The Pacific-12 Conference (Pac-12) was allocated $318 million. The University of Oregon will receive $16.1 million even though the school’s endowment approached $1 billion. The university chancellor earned $738,000 in salary with up to $200,000 in additional bonuses. Before the virus, students had been protesting program cuts and tuition hikes.
The Southeastern Conference (SEC) has fourteen schools and was allocated $280.2 million. The University of Alabama was allocated $20.7 million, despite the fact that the school employs the most highly compensated public employee in the nation. In the last three years, Alabama paid their head football coach Nick Saban a total of $29.2 million.
Responding to our request for comment, The University of Alabama contended that athletics are self supporting.
The fifteen schools of the Atlantic Coast Conference (ACC) collected just $194 million in aid.
#3. Worst junior colleges: The 50 worst community colleges scored by WalletHub received $200 million in taxpayer funding. Collectively, these schools had a graduation rate of 12.3 percent (2017-2018).
The top 10 worst schools were allocated $66 million despite reporting graduation rates between 4-9 percent. The U.S. taxpayer may want to know why these schools are even allowed to operate.
#4. Beauty schools called cosmetology colleges: Four-hundred and nine “cosmetology colleges” were allocated $102.7 million in bailout money. Many times these schools charge higher student tuition prices than established universities. It’s a phenomenon whereby taxpayer dollars – Pell grants and student loans – drive up the cost of education.
The Empire Beauty School was allocated the most coronavirus funds (nearly $18 million) even though the school admits to charging up to $22,100 in tuition and fees – exceeding the in-state tuition costs of all Big Ten universities except Northwestern. It's a 35-40 week program and graduates are qualified to cut hair, manicure nails, and do massage therapy.

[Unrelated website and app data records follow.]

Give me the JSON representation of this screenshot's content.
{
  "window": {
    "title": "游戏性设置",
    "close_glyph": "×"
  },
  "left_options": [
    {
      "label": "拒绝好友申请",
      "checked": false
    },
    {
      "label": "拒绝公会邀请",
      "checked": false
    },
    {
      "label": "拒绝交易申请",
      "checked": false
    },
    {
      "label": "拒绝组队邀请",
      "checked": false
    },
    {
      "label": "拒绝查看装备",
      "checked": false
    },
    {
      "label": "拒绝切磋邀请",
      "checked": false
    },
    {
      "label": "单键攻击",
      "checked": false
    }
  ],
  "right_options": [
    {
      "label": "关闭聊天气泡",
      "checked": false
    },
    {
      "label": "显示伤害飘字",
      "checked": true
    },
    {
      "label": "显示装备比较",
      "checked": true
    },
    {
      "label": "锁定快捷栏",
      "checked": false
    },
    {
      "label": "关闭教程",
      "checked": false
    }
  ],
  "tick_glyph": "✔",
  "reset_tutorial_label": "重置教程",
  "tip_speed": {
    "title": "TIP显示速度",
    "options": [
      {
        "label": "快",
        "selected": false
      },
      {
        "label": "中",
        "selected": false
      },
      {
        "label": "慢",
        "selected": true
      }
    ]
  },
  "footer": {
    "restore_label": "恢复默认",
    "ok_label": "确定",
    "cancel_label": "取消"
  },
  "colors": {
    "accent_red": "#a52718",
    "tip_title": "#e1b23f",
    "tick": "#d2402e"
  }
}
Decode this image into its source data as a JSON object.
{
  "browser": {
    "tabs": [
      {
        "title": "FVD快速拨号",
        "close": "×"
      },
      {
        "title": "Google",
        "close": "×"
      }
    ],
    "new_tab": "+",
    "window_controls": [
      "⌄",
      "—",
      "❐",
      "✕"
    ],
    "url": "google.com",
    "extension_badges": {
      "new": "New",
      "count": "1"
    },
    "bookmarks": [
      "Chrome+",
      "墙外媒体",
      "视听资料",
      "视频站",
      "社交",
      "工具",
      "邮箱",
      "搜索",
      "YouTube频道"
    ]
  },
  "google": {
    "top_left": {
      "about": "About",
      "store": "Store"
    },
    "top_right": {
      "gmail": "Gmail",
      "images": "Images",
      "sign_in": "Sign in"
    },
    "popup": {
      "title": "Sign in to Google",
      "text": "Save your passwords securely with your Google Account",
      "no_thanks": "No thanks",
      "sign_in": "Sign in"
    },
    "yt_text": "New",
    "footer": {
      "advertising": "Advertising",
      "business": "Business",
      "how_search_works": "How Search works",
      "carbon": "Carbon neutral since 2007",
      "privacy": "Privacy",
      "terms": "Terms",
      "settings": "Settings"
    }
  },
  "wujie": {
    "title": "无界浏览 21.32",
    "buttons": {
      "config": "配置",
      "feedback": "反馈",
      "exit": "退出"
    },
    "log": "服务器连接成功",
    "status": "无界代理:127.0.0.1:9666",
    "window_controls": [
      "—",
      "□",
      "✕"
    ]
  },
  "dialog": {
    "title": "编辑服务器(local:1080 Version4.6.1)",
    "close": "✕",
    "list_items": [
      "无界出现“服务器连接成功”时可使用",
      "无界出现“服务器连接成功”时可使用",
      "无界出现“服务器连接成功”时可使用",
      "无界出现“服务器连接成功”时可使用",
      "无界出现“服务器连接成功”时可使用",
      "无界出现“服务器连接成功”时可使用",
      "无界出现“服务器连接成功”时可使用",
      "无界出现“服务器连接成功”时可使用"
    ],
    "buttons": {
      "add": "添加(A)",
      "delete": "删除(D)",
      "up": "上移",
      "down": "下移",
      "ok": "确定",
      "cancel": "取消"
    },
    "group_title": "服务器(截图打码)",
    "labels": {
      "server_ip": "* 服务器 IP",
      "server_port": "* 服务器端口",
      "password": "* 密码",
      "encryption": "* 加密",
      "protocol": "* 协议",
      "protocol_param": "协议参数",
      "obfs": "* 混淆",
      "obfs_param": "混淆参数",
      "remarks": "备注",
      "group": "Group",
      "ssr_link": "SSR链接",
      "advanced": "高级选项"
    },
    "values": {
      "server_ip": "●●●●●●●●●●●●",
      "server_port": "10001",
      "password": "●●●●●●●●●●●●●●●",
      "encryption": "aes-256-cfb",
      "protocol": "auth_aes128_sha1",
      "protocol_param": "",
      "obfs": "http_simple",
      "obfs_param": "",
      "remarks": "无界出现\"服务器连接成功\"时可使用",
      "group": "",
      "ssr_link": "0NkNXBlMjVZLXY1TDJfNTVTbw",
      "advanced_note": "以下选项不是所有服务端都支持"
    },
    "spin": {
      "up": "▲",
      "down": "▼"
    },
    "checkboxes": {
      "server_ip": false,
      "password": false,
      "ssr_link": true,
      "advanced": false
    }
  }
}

Empire Beauty did not respond to our request for comment.
Other non-traditional colleges were allocated money, including a professional golf college ($84,000); two schools of wooden boat building ($107,000); and a bartending and gambling school ($558,000). Twenty-four art academies collected a combined $29 million.
#5. Red states vs. blue states: Our auditors found that colleges and universities located in the thirty states that voted for President Trump in 2016 were allocated $6.8 billion. Institutions located in states that did not vote for Trump were allocated $5.4 billion.
Those summary numbers obscure the fact that the blue states were allocated more money on average than the red states, $270 million vs. $222 million. This is because blue states had more higher ed institutions than the red states. In the twenty blue states, there were 2,155 institutions allocated aid (an average of 108 schools per state). The thirty red states had 2,853 institutions (an average of 95 schools per state).
The rest of the aid, approximately $389 million, was allocated to the 128 institutions located in Washington, D.C., or U.S. territories, i.e. Puerto Rico, Guam, etc.
So, who was not allocated coronavirus bailout money?
There are sixteen U.S. colleges and universities that do not accept federal money. The most prominent are Hillsdale College in Michigan, Grove City College in Pennsylvania, and Patrick Henry College in Virginia.
In February, our team audited Hillsdale’s assertion of no federal funding and found their statements 100 percent true. Hillsdale has never taken any aid directly from the federal government. This has allowed the college to operate without government interference and with maximum institutional independence.
None of the sixteen colleges were allocated any coronavirus bailout money, either. These schools decided long ago to pay their own way.